■ DATASET RECORDS ■
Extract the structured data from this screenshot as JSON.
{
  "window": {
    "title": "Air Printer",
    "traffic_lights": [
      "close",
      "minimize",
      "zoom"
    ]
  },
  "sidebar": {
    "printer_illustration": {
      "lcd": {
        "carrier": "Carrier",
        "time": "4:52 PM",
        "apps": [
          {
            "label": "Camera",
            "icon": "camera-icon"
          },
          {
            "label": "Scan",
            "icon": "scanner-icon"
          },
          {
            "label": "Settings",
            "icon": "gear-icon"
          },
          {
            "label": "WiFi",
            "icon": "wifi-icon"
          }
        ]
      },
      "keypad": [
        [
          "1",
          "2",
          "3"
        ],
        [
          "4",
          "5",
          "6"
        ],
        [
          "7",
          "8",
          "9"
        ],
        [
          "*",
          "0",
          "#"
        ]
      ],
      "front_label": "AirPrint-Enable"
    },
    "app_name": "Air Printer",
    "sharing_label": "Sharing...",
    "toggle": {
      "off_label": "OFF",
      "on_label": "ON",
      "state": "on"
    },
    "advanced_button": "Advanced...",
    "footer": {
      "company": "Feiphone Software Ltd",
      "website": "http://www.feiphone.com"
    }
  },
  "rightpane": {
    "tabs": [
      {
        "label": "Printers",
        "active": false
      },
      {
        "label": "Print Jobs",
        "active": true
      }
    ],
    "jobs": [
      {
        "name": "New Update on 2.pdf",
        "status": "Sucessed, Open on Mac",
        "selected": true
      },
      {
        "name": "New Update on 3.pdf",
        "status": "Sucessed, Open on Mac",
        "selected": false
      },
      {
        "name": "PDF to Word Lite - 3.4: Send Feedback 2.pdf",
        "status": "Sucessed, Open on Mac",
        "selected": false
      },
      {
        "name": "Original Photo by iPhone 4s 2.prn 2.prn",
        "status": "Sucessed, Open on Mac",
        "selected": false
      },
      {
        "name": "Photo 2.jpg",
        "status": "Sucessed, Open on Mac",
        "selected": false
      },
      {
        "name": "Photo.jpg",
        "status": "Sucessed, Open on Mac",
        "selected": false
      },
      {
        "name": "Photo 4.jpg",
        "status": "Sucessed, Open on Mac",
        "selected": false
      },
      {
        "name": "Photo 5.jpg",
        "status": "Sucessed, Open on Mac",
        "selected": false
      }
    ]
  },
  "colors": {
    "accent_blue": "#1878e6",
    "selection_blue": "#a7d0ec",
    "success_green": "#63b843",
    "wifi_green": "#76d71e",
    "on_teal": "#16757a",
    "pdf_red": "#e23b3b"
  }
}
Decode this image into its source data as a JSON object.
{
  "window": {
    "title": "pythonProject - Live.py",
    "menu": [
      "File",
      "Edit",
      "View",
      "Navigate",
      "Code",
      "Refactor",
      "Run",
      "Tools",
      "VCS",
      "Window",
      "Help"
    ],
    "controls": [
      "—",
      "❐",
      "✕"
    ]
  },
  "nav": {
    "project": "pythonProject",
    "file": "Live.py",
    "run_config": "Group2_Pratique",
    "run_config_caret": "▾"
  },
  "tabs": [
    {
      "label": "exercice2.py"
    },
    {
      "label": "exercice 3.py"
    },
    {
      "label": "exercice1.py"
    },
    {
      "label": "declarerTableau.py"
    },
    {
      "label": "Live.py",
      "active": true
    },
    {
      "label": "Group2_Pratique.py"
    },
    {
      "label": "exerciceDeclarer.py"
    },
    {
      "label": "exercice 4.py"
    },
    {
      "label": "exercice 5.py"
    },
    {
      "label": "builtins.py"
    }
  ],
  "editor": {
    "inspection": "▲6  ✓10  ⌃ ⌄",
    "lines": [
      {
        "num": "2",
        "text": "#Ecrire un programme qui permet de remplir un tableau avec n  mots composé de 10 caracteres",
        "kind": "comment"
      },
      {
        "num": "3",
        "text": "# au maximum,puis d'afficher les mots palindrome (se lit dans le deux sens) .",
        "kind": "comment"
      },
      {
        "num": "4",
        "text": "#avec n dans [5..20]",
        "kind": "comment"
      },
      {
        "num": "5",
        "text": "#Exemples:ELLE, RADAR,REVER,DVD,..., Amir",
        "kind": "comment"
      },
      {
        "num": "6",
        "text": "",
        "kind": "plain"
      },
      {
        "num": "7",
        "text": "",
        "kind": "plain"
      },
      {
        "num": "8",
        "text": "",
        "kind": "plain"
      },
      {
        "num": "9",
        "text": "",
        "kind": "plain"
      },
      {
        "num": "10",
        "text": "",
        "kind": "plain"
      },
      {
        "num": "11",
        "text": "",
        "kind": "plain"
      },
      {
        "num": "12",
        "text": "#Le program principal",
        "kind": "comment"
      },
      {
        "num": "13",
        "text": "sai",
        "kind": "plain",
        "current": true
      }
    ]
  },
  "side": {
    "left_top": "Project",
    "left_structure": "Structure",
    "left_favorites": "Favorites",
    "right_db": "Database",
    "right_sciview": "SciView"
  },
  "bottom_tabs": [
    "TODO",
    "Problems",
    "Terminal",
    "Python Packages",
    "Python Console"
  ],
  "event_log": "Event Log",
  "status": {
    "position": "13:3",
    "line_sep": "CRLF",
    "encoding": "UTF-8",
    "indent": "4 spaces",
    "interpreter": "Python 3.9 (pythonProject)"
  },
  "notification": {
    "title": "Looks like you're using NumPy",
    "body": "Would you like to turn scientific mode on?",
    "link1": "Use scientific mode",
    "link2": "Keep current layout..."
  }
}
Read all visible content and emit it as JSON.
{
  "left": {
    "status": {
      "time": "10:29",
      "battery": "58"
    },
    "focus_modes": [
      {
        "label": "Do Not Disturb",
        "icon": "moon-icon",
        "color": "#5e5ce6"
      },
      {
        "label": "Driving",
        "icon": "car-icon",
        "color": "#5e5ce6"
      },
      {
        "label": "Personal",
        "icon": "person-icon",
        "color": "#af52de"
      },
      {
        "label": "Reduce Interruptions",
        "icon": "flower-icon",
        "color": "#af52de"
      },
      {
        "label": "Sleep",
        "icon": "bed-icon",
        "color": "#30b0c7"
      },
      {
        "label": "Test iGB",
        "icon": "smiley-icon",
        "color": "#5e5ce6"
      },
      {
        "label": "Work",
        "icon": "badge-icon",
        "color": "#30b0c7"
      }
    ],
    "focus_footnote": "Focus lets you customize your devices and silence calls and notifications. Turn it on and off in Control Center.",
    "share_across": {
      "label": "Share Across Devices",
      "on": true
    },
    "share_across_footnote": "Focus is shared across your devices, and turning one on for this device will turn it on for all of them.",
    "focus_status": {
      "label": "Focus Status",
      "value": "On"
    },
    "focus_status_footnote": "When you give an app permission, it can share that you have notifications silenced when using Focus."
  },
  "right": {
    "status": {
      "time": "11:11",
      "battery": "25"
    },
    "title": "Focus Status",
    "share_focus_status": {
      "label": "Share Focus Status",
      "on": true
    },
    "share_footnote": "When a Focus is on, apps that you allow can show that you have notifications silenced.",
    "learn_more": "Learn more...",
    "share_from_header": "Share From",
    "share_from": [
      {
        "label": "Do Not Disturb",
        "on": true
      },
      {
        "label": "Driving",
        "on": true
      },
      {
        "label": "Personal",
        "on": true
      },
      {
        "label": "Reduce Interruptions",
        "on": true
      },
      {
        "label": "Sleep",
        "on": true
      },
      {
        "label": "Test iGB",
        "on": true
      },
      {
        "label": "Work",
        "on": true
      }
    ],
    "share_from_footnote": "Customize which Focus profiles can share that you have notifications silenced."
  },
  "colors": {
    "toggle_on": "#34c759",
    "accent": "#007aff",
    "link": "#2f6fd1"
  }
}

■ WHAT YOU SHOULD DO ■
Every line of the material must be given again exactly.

■ RESULT OF THIS EXERCISE ■
Extract the structured data from this screenshot as JSON.
{
  "window": {
    "title": "Air Printer",
    "traffic_lights": [
      "close",
      "minimize",
      "zoom"
    ]
  },
  "sidebar": {
    "printer_illustration": {
      "lcd": {
        "carrier": "Carrier",
        "time": "4:52 PM",
        "apps": [
          {
            "label": "Camera",
            "icon": "camera-icon"
          },
          {
            "label": "Scan",
            "icon": "scanner-icon"
          },
          {
            "label": "Settings",
            "icon": "gear-icon"
          },
          {
            "label": "WiFi",
            "icon": "wifi-icon"
          }
        ]
      },
      "keypad": [
        [
          "1",
          "2",
          "3"
        ],
        [
          "4",
          "5",
          "6"
        ],
        [
          "7",
          "8",
          "9"
        ],
        [
          "*",
          "0",
          "#"
        ]
      ],
      "front_label": "AirPrint-Enable"
    },
    "app_name": "Air Printer",
    "sharing_label": "Sharing...",
    "toggle": {
      "off_label": "OFF",
      "on_label": "ON",
      "state": "on"
    },
    "advanced_button": "Advanced...",
    "footer": {
      "company": "Feiphone Software Ltd",
      "website": "http://www.feiphone.com"
    }
  },
  "rightpane": {
    "tabs": [
      {
        "label": "Printers",
        "active": false
      },
      {
        "label": "Print Jobs",
        "active": true
      }
    ],
    "jobs": [
      {
        "name": "New Update on 2.pdf",
        "status": "Sucessed, Open on Mac",
        "selected": true
      },
      {
        "name": "New Update on 3.pdf",
        "status": "Sucessed, Open on Mac",
        "selected": false
      },
      {
        "name": "PDF to Word Lite - 3.4: Send Feedback 2.pdf",
        "status": "Sucessed, Open on Mac",
        "selected": false
      },
      {
        "name": "Original Photo by iPhone 4s 2.prn 2.prn",
        "status": "Sucessed, Open on Mac",
        "selected": false
      },
      {
        "name": "Photo 2.jpg",
        "status": "Sucessed, Open on Mac",
        "selected": false
      },
      {
        "name": "Photo.jpg",
        "status": "Sucessed, Open on Mac",
        "selected": false
      },
      {
        "name": "Photo 4.jpg",
        "status": "Sucessed, Open on Mac",
        "selected": false
      },
      {
        "name": "Photo 5.jpg",
        "status": "Sucessed, Open on Mac",
        "selected": false
      }
    ]
  },
  "colors": {
    "accent_blue": "#1878e6",
    "selection_blue": "#a7d0ec",
    "success_green": "#63b843",
    "wifi_green": "#76d71e",
    "on_teal": "#16757a",
    "pdf_red": "#e23b3b"
  }
}
Decode this image into its source data as a JSON object.
{
  "window": {
    "title": "pythonProject - Live.py",
    "menu": [
      "File",
      "Edit",
      "View",
      "Navigate",
      "Code",
      "Refactor",
      "Run",
      "Tools",
      "VCS",
      "Window",
      "Help"
    ],
    "controls": [
      "—",
      "❐",
      "✕"
    ]
  },
  "nav": {
    "project": "pythonProject",
    "file": "Live.py",
    "run_config": "Group2_Pratique",
    "run_config_caret": "▾"
  },
  "tabs": [
    {
      "label": "exercice2.py"
    },
    {
      "label": "exercice 3.py"
    },
    {
      "label": "exercice1.py"
    },
    {
      "label": "declarerTableau.py"
    },
    {
      "label": "Live.py",
      "active": true
    },
    {
      "label": "Group2_Pratique.py"
    },
    {
      "label": "exerciceDeclarer.py"
    },
    {
      "label": "exercice 4.py"
    },
    {
      "label": "exercice 5.py"
    },
    {
      "label": "builtins.py"
    }
  ],
  "editor": {
    "inspection": "▲6  ✓10  ⌃ ⌄",
    "lines": [
      {
        "num": "2",
        "text": "#Ecrire un programme qui permet de remplir un tableau avec n  mots composé de 10 caracteres",
        "kind": "comment"
      },
      {
        "num": "3",
        "text": "# au maximum,puis d'afficher les mots palindrome (se lit dans le deux sens) .",
        "kind": "comment"
      },
      {
        "num": "4",
        "text": "#avec n dans [5..20]",
        "kind": "comment"
      },
      {
        "num": "5",
        "text": "#Exemples:ELLE, RADAR,REVER,DVD,..., Amir",
        "kind": "comment"
      },
      {
        "num": "6",
        "text": "",
        "kind": "plain"
      },
      {
        "num": "7",
        "text": "",
        "kind": "plain"
      },
      {
        "num": "8",
        "text": "",
        "kind": "plain"
      },
      {
        "num": "9",
        "text": "",
        "kind": "plain"
      },
      {
        "num": "10",
        "text": "",
        "kind": "plain"
      },
      {
        "num": "11",
        "text": "",
        "kind": "plain"
      },
      {
        "num": "12",
        "text": "#Le program principal",
        "kind": "comment"
      },
      {
        "num": "13",
        "text": "sai",
        "kind": "plain",
        "current": true
      }
    ]
  },
  "side": {
    "left_top": "Project",
    "left_structure": "Structure",
    "left_favorites": "Favorites",
    "right_db": "Database",
    "right_sciview": "SciView"
  },
  "bottom_tabs": [
    "TODO",
    "Problems",
    "Terminal",
    "Python Packages",
    "Python Console"
  ],
  "event_log": "Event Log",
  "status": {
    "position": "13:3",
    "line_sep": "CRLF",
    "encoding": "UTF-8",
    "indent": "4 spaces",
    "interpreter": "Python 3.9 (pythonProject)"
  },
  "notification": {
    "title": "Looks like you're using NumPy",
    "body": "Would you like to turn scientific mode on?",
    "link1": "Use scientific mode",
    "link2": "Keep current layout..."
  }
}
Read all visible content and emit it as JSON.
{
  "left": {
    "status": {
      "time": "10:29",
      "battery": "58"
    },
    "focus_modes": [
      {
        "label": "Do Not Disturb",
        "icon": "moon-icon",
        "color": "#5e5ce6"
      },
      {
        "label": "Driving",
        "icon": "car-icon",
        "color": "#5e5ce6"
      },
      {
        "label": "Personal",
        "icon": "person-icon",
        "color": "#af52de"
      },
      {
        "label": "Reduce Interruptions",
        "icon": "flower-icon",
        "color": "#af52de"
      },
      {
        "label": "Sleep",
        "icon": "bed-icon",
        "color": "#30b0c7"
      },
      {
        "label": "Test iGB",
        "icon": "smiley-icon",
        "color": "#5e5ce6"
      },
      {
        "label": "Work",
        "icon": "badge-icon",
        "color": "#30b0c7"
      }
    ],
    "focus_footnote": "Focus lets you customize your devices and silence calls and notifications. Turn it on and off in Control Center.",
    "share_across": {
      "label": "Share Across Devices",
      "on": true
    },
    "share_across_footnote": "Focus is shared across your devices, and turning one on for this device will turn it on for all of them.",
    "focus_status": {
      "label": "Focus Status",
      "value": "On"
    },
    "focus_status_footnote": "When you give an app permission, it can share that you have notifications silenced when using Focus."
  },
  "right": {
    "status": {
      "time": "11:11",
      "battery": "25"
    },
    "title": "Focus Status",
    "share_focus_status": {
      "label": "Share Focus Status",
      "on": true
    },
    "share_footnote": "When a Focus is on, apps that you allow can show that you have notifications silenced.",
    "learn_more": "Learn more...",
    "share_from_header": "Share From",
    "share_from": [
      {
        "label": "Do Not Disturb",
        "on": true
      },
      {
        "label": "Driving",
        "on": true
      },
      {
        "label": "Personal",
        "on": true
      },
      {
        "label": "Reduce Interruptions",
        "on": true
      },
      {
        "label": "Sleep",
        "on": true
      },
      {
        "label": "Test iGB",
        "on": true
      },
      {
        "label": "Work",
        "on": true
      }
    ],
    "share_from_footnote": "Customize which Focus profiles can share that you have notifications silenced."
  },
  "colors": {
    "toggle_on": "#34c759",
    "accent": "#007aff",
    "link": "#2f6fd1"
  }
}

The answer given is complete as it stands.